**DIRECTIONS**
Report each line below that carries the word "number".

(Data about app and page elements)
--------
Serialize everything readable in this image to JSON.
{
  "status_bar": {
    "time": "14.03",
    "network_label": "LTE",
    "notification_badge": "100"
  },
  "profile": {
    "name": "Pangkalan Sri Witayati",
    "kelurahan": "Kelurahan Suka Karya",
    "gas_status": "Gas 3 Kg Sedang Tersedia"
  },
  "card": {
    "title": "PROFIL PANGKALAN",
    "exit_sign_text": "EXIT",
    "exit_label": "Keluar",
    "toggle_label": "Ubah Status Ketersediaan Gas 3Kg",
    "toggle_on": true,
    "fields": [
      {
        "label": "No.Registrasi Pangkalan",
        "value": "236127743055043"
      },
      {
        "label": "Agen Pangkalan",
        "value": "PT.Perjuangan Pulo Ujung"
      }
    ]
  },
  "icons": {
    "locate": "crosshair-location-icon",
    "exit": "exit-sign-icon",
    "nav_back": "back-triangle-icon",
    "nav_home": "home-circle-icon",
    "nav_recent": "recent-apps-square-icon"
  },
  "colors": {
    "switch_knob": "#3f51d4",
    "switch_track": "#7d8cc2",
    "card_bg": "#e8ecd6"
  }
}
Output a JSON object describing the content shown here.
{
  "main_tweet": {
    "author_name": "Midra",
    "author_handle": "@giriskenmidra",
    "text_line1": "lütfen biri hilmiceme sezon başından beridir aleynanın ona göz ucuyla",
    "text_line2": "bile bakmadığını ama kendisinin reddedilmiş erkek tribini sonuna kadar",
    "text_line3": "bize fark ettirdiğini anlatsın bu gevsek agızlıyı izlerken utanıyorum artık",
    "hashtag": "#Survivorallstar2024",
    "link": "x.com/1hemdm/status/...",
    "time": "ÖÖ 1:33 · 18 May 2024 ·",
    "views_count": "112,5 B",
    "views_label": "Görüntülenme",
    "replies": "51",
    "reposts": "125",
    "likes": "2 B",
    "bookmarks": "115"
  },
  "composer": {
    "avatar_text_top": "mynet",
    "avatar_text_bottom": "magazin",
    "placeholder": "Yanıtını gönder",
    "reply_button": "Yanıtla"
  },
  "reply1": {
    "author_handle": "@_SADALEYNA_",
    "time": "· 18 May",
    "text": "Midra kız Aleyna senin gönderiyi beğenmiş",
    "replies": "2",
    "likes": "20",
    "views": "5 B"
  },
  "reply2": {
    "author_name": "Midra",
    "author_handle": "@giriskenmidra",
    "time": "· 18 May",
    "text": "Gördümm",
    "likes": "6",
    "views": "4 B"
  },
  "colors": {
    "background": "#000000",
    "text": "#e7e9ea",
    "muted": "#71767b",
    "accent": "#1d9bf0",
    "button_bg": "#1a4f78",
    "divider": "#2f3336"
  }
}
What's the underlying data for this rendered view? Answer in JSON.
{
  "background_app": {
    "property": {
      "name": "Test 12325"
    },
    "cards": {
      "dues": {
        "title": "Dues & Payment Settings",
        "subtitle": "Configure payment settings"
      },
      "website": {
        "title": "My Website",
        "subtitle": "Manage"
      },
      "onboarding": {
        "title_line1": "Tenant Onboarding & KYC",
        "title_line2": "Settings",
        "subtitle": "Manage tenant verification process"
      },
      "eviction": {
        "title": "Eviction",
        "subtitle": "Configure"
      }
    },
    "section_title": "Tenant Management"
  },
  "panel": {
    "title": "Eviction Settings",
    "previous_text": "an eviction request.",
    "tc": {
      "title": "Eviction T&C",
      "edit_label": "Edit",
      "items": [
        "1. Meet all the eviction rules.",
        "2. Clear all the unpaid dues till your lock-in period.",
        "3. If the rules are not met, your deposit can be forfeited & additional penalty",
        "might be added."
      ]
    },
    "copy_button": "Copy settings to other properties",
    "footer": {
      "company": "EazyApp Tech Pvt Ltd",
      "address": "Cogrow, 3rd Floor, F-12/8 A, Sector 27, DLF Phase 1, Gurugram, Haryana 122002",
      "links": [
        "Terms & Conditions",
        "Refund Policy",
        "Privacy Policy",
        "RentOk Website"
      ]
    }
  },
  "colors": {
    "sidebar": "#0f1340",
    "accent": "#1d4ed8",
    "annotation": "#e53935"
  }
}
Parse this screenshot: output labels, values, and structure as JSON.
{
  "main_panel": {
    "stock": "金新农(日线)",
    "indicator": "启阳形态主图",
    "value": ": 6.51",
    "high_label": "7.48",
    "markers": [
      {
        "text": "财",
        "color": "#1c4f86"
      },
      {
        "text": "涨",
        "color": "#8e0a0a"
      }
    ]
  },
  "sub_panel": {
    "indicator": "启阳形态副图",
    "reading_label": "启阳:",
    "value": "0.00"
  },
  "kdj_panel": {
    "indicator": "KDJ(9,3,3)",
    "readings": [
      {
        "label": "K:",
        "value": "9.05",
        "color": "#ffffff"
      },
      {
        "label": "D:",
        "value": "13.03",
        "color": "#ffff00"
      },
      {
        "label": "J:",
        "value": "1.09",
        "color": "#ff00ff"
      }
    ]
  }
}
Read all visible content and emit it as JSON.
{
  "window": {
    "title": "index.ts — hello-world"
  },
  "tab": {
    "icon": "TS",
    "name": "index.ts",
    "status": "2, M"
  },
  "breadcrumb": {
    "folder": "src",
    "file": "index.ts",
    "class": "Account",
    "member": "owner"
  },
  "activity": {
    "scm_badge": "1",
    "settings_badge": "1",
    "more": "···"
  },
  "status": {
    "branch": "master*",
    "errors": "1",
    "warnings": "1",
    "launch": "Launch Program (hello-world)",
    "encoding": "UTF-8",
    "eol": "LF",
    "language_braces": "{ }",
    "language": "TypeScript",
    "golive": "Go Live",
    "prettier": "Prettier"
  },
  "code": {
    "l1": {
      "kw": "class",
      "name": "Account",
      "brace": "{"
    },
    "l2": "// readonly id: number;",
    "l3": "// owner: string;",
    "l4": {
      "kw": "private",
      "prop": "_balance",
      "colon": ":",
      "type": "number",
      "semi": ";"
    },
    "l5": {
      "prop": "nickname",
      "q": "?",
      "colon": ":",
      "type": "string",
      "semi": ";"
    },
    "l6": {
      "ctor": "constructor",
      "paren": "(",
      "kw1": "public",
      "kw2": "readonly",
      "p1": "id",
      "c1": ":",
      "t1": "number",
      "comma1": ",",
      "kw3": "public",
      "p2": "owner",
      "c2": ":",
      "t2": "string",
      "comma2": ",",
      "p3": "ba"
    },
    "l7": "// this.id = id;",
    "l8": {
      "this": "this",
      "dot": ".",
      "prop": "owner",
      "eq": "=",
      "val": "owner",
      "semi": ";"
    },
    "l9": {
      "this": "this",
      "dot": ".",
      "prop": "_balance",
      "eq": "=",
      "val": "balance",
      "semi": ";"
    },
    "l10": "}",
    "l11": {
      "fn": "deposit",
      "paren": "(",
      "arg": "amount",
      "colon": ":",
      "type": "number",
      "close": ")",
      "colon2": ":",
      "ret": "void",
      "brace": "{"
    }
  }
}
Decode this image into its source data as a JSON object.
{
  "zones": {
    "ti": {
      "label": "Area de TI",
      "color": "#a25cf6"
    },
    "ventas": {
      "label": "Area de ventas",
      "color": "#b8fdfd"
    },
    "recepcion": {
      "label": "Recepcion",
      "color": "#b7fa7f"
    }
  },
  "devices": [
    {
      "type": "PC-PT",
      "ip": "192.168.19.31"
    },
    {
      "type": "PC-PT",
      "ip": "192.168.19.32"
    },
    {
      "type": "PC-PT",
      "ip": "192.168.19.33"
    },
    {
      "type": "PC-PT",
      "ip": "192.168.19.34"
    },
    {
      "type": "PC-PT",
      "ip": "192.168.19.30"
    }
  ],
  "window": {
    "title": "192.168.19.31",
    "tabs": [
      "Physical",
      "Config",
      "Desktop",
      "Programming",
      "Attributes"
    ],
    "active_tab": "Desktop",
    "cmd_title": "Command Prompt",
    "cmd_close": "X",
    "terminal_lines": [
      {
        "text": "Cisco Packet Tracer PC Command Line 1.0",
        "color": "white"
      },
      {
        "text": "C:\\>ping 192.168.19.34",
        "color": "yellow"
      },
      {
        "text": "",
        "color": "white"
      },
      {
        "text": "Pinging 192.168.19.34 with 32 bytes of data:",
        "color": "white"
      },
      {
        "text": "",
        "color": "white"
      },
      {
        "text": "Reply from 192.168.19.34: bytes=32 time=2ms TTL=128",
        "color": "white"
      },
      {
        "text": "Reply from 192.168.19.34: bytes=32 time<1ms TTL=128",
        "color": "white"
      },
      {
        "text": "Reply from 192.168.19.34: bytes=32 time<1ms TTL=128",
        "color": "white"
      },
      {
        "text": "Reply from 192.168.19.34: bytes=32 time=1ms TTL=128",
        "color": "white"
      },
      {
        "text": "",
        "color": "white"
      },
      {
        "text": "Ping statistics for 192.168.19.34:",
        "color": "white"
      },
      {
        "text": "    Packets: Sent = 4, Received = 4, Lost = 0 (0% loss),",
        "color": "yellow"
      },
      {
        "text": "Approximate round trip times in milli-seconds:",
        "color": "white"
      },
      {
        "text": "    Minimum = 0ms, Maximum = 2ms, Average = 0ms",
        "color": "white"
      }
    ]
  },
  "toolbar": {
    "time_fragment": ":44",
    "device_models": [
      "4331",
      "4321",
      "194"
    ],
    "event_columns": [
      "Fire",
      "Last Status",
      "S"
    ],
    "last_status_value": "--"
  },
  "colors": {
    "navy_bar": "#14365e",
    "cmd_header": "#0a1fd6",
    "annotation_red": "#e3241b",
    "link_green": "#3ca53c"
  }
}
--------
**RESPONSE TO THE TASK**
    "l2": "// readonly id: number;",
      "type": "number",
      "t1": "number",
      "type": "number",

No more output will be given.